Regular readers of my books and articles are likely well aware that I’m a big fan of the field of behavioral finance. In fact, I try to read everything I can on the subject. The first half of my book, “Investment Mistakes Even Smart Investors Make and How to Avoid Them,” discusses many of the investment errors behavioral economists have found, in addition to explaining how you can avoid them.
While the financial establishment focused on developing “normative” theories describing how investors act as “Econs” (who make rational choices leading to optimal decisions), behavioralists instead focused on “descriptive” theories describing not how investors should act logically, but how they actually do act as human beings (who are subject to all kinds of biases that lead to less-than-optimal choices).
Exploring Biases And Aversions
A new book by Richard Thaler, “Misbehaving,” provides many examples of such behavioral anomalies, the study of which has greatly improved our understanding of how markets work and how decisions are made. Thaler, a professor of behavioral science and economics at the University of Chicago, is considered one of the founding fathers of the behavioral finance field (along with Daniel Kahneman and Amos Tversky).
Among the many phenomena that Thaler discusses are the endowment effect (we value things we own more highly than things we don’t yet own), hindsight bias (after the fact, we think we always knew a given outcome was likely, if not a foregone conclusion), confirmation bias (the tendency to search for, interpret or recall information in a way that confirms our preexisting beliefs or hypotheses) and prospect theory (the hurt from losses is greater than the pleasure derived from equivalent gains).
Hindsight bias can lead to overconfidence, and prospect theory can lead to risk aversion when it comes to gains but risk-taking when it comes to losses. Prospect theory also includes loss aversion—or myopic (short-sighted) loss aversion—and is considered by Thaler to be the single most powerful tool in the behavioral economist’s arsenal. His book discusses several studies demonstrating why he believes this to be the case.
Solving The Mystery Of The ERP
Thaler also details why he believes prospect theory provides an explanation for what’s known as the equity risk premium (ERP) puzzle. The ERP is considered a puzzle by many market observers because the magnitude of the historical equity risk premium has been much greater than could be predicted by normative models.

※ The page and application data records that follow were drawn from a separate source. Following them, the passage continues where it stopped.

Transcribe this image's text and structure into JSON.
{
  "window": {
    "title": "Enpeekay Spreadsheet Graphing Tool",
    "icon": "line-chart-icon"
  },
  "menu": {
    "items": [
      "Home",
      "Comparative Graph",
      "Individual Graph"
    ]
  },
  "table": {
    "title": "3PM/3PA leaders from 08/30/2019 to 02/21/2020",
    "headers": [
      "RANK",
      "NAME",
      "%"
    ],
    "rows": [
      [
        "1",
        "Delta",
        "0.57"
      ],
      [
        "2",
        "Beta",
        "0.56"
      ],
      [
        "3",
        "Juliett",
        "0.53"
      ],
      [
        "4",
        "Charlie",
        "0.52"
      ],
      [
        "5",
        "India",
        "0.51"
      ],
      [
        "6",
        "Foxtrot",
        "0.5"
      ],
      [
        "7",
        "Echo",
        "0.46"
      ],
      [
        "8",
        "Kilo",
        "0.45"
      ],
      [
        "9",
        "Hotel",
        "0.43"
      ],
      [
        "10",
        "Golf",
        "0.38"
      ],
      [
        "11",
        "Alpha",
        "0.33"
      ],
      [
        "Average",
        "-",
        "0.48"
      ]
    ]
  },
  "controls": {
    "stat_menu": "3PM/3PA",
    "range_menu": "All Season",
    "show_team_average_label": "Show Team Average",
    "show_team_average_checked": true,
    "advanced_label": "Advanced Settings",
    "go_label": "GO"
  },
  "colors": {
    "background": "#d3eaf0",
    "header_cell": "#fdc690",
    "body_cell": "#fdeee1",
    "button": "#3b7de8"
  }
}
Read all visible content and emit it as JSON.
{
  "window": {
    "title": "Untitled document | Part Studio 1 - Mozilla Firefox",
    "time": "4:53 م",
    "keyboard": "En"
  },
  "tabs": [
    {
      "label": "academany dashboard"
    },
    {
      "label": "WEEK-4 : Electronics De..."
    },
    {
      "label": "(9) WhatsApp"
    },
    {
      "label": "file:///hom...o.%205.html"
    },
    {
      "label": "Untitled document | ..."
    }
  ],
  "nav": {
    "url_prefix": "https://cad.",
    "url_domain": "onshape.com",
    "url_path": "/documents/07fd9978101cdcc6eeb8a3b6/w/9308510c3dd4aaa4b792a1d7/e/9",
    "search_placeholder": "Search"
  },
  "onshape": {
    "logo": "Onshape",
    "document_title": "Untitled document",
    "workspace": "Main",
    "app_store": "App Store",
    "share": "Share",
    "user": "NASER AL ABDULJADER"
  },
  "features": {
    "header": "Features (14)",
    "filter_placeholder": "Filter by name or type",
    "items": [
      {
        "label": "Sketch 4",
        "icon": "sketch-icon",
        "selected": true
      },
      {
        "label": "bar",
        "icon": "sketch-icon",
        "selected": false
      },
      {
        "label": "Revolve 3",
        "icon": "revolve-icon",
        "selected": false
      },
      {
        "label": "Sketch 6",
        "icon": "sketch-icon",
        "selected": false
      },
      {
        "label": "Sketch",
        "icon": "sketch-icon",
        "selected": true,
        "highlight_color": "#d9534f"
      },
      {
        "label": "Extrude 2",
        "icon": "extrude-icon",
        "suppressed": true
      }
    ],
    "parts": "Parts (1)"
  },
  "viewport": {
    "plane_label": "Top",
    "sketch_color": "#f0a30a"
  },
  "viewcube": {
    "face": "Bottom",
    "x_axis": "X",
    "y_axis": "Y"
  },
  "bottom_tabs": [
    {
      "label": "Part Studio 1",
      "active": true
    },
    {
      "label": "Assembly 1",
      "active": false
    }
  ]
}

Rajnish Mehra and Edward Prescott first coined the phrase in their 1985 paper, “The Equity Premium: A Puzzle.” While the authors found an ERP of roughly 6 percent, the largest premium their normative model could predict was just a small fraction of that amount. Prospect theory—specifically, myopic loss aversion—provides an answer.
Thaler and other researchers have found that investors tend to feel the pain of a loss twice as much as we feel joy from an equal-sized gain. This creates a problem for investors who check the value of their portfolios on a frequent basis. Consider the following.
Based on the historical evidence for the S&P 500 Index from 1950 through 2014, investors who check their portfolios on a daily basis can expect to see losses 46 percent of the time and gains 54 percent of the time. However, even though these investors see gains more often than losses, because we tend to feel the pain of a loss with twice the intensity that we feel joy from an equal-sized gain, the more frequently we check the value of our portfolio, the more net pain we will feel because our pain/joy meter will show an average of -38 (or [-46 x 2] + [54 x 1]).